Energy plan to get an overhaul before going back to cabinet

08 May 2018 - 11:35 By Linda Ensor
Energy minister Jeff Radebe. File photo.
Energy minister Jeff Radebe. File photo.

Energy minister Jeff Radebe has said that the integrated resource plan will be discussed before it will be re-tabled in cabinet.

Radebe told parliament's energy portfolio committee on Tuesday that the department would finalise its review of the plan by no later than August.

The minister gave an undertaking that there will be consultations with stakeholders on the technical report that underpins the integrated resource plan.

The Department of Energy is currently working on both the integrated resource plan and the integrated energy plan after these were sent back by cabinet for revision in December 2017. Radebe said it was critical for the department to finalise these policies "soon" to provide policy certainty.

The integrated resource plan will determine the energy mix for the next 20 years‚ including the role that nuclear energy will play in this.

Finalisation of the integrated resource plan and the integrated energy plan are vital for the policy certainty which is required by investors. The minister said he wanted the energy sector to be a catalyst for economic growth and poverty alleviation.

Radebe told MPs there would be consultations with stakeholders such as the National Economic Development and Labour Council (Nedlac) and other government departments on the technical report prior to the reworked integrated resource plan being tabled in cabinet. He said there was an urgent need for decisions on the energy mix to meet present and future energy needs.
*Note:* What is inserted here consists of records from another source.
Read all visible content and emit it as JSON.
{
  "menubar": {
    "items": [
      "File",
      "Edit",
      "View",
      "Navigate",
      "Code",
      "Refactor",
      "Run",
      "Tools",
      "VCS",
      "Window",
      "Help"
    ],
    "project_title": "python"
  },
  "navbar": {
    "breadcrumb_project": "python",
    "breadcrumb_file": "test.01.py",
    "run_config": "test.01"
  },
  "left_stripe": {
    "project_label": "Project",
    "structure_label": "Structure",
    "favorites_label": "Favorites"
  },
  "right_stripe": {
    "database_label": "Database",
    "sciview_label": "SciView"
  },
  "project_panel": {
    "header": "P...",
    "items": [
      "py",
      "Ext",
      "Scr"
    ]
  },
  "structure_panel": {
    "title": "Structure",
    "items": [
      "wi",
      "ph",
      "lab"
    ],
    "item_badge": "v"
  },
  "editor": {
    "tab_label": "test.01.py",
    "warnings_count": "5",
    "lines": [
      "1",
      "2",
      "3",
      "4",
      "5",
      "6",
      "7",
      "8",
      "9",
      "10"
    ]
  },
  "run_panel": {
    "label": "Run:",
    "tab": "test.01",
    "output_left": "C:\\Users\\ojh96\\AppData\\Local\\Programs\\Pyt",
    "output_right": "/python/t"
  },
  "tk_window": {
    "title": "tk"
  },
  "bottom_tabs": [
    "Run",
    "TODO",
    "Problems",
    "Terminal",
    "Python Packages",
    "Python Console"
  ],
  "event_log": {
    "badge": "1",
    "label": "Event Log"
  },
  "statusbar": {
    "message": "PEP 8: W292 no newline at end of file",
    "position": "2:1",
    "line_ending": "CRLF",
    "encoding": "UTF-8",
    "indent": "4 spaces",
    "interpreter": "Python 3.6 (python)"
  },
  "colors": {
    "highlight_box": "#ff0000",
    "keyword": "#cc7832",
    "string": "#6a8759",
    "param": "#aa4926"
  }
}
In next 12 months decisions would be taken about the country's petroleum refining capacity. While the import of 20% of current demand was manageable‚ importing more than a third of the demand would be a threat to energy security. This was exacerbated by South Africa's distance from refining centres and its limited storage capacity for refined products.

Major international oil companies had lost interest in the downstream sector as an attractive proposition and their withdrawal would open up opportunities for the involvement of local players. Ideally South African businesses and state-owned companies should occupy this space.
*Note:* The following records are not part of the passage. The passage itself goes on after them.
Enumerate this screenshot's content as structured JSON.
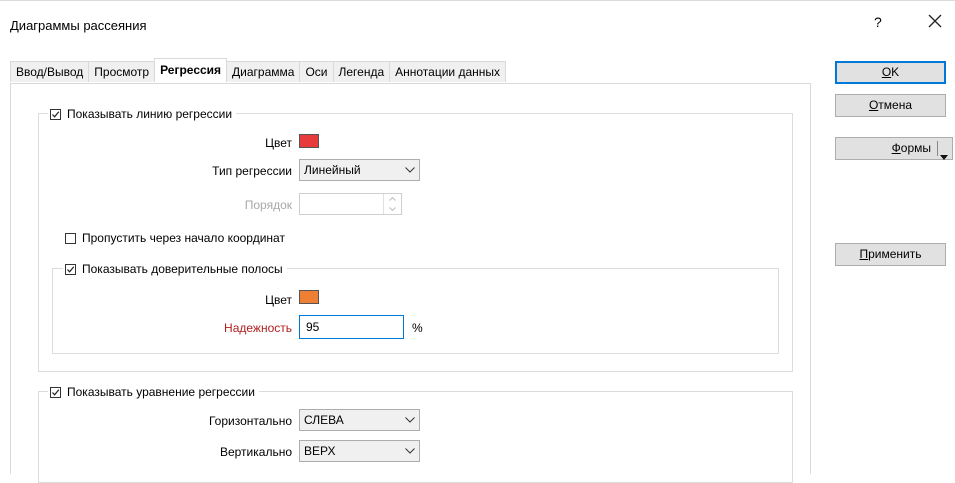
{
  "window": {
    "title": "Диаграммы рассеяния",
    "help_label": "?",
    "close_label": "✕"
  },
  "tabs": [
    {
      "label": "Ввод/Вывод",
      "active": false
    },
    {
      "label": "Просмотр",
      "active": false
    },
    {
      "label": "Регрессия",
      "active": true
    },
    {
      "label": "Диаграмма",
      "active": false
    },
    {
      "label": "Оси",
      "active": false
    },
    {
      "label": "Легенда",
      "active": false
    },
    {
      "label": "Аннотации данных",
      "active": false
    }
  ],
  "regression_line": {
    "label": "Показывать линию регрессии",
    "checked": true,
    "color_label": "Цвет",
    "color": "#e83c3c",
    "type_label": "Тип регрессии",
    "type_value": "Линейный",
    "order_label": "Порядок",
    "order_value": ""
  },
  "through_origin": {
    "label": "Пропустить через начало координат",
    "checked": false
  },
  "confidence_bands": {
    "label": "Показывать доверительные полосы",
    "checked": true,
    "color_label": "Цвет",
    "color": "#ef7f35",
    "reliability_label": "Надежность",
    "reliability_value": "95",
    "unit": "%"
  },
  "regression_equation": {
    "label": "Показывать уравнение регрессии",
    "checked": true,
    "horizontal_label": "Горизонтально",
    "horizontal_value": "СЛЕВА",
    "vertical_label": "Вертикально",
    "vertical_value": "ВЕРХ"
  },
  "buttons": {
    "ok": {
      "accel": "O",
      "rest": "K"
    },
    "cancel": {
      "accel": "О",
      "rest": "тмена"
    },
    "forms": {
      "accel": "Ф",
      "rest": "ормы"
    },
    "apply": {
      "accel": "П",
      "rest": "рименить"
    }
  },
  "colors": {
    "accent": "#0078d7",
    "button_face": "#e1e1e1",
    "label_required": "#b11e1e"
  }
}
The minister said he would provide details on the measures to be taken to deal with the obstacles in the implementation of government policies‚ including how state-owned enterprises in the sector will be dealt with.
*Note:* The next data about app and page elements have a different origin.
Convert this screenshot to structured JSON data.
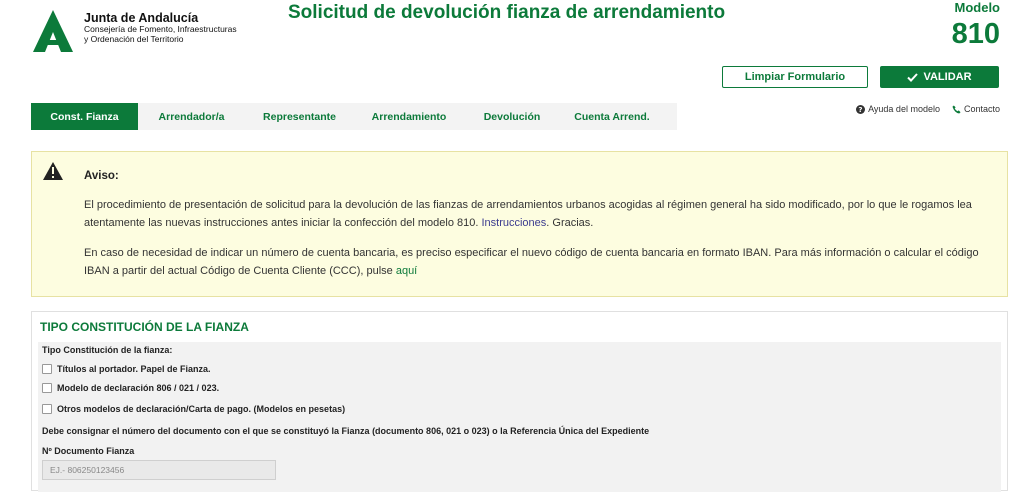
{
  "header": {
    "org_name": "Junta de Andalucía",
    "org_sub_1": "Consejería de Fomento, Infraestructuras",
    "org_sub_2": "y Ordenación del Territorio",
    "title": "Solicitud de devolución fianza de arrendamiento",
    "modelo_label": "Modelo",
    "modelo_number": "810",
    "brand_color": "#0c7a3a"
  },
  "actions": {
    "limpiar_label": "Limpiar Formulario",
    "validar_label": "VALIDAR"
  },
  "help": {
    "ayuda_label": "Ayuda del modelo",
    "contacto_label": "Contacto"
  },
  "tabs": [
    {
      "label": "Const. Fianza",
      "active": true
    },
    {
      "label": "Arrendador/a",
      "active": false
    },
    {
      "label": "Representante",
      "active": false
    },
    {
      "label": "Arrendamiento",
      "active": false
    },
    {
      "label": "Devolución",
      "active": false
    },
    {
      "label": "Cuenta Arrend.",
      "active": false
    }
  ],
  "notice": {
    "title": "Aviso:",
    "p1": "El procedimiento de presentación de solicitud para la devolución de las fianzas de arrendamientos urbanos acogidas al régimen general ha sido modificado, por lo que le rogamos lea atentamente las nuevas instrucciones antes iniciar la confección del modelo 810.",
    "p1_link": "Instrucciones",
    "p1_end": ". Gracias.",
    "p2": "En caso de necesidad de indicar un número de cuenta bancaria, es preciso especificar el nuevo código de cuenta bancaria en formato IBAN. Para más información o calcular el código IBAN a partir del actual Código de Cuenta Cliente (CCC), pulse",
    "p2_link": "aquí"
  },
  "section": {
    "title": "TIPO CONSTITUCIÓN DE LA FIANZA",
    "tipo_label": "Tipo Constitución de la fianza:",
    "options": [
      "Títulos al portador. Papel de Fianza.",
      "Modelo de declaración 806 / 021 / 023.",
      "Otros modelos de declaración/Carta de pago. (Modelos en pesetas)"
    ],
    "instruction": "Debe consignar el número del documento con el que se constituyó la Fianza (documento 806, 021 o 023) o la Referencia Única del Expediente",
    "doc_label": "Nº Documento Fianza",
    "doc_placeholder": "EJ.- 806250123456"
  }
}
He said he was working with the state-owned Central Energy Fund group of companies to address its leadership and governance challenges as speedily as possible to restore stability and restore public confidence in it.

Dealing with the sale of 10 million barrels of strategic stock by the Central Energy Fund‚ Radebe said the CEF had filed an application to court to have this sale - which was not approved by Treasury - declared invalid.

- BusinessLIVE